We’re building something novel, and we’re transparently sharing our thinking and research along the way. For us, these are problems and solutions that, once seen, can’t be unseen. I’d love to share our thoughts, pose a few questions to help imagine what’s possible, and ask you to share your take. My inbox is always open.

Strategic Thinking, Jane Austen, and Game Theory

Have you thought about Pride and Prejudice lately? I have. 

I listened to the Freakonomics episode with Michael Chwe, author of Jane Austen, Game Theorist. His take is that Jane Austen was a game theorist before game theory existed, and I agree. As they put it, “Game theory … is about thinking strategically, making conscious decisions, and making those decisions based on how you anticipate someone else responding to your decision. Think of a decision tree, with a lot of branches.” In most Austen novels, there’s a lot of strategic thinking happening, most of it a matter of economic survival.

The Power of Community to Create Lasting Financial Health

Sawa research in partnership with Common Cents Lab, part of the Center for Advanced Hindsight at Duke University

My sense of community springs from my childhood: I grew up in southern Mississippi. Most of the people in my community didn’t have access to the economic rails that many people take for granted: a checking account, the ability to walk into a bank and get a loan. They would have been denied. 

The Credit Scoring System Deserves an Update

3 ways to improve the way we calculate credit scores

We all have a number on our head assigned to us by a nameless entity impacting our lives without regard for our individual situation that we cannot influence: our credit score. Credit scores are a shortcut to trust for creditors — Can I trust you’ll pay me back? — and as a shortcut, they do some good.
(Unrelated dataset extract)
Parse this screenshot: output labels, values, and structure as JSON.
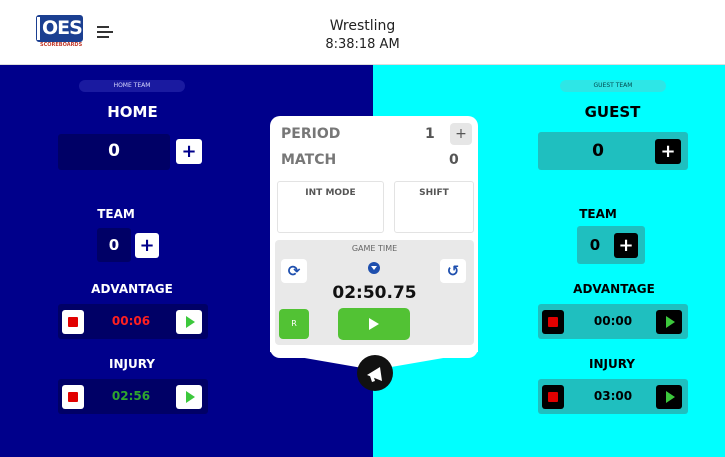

But, the scoring algorithm hasn’t changed much since its debut in 1989 and we’re due for an update. 

We can do better than an opaque, overly granular score that divides us. Here are three ways we can meaningfully improve the credit scoring system, so more people have access to credit.

Good Information Crowds Out Bad Information

When I was a senior in high school, I was accepted into Harvard. When the envelope arrived, I thought, This is a lovely piece of paper, but I can’t go. We couldn’t afford it.

On a phone call with my parents and the Harvard admissions counselors, they asked us, “How much can you contribute?”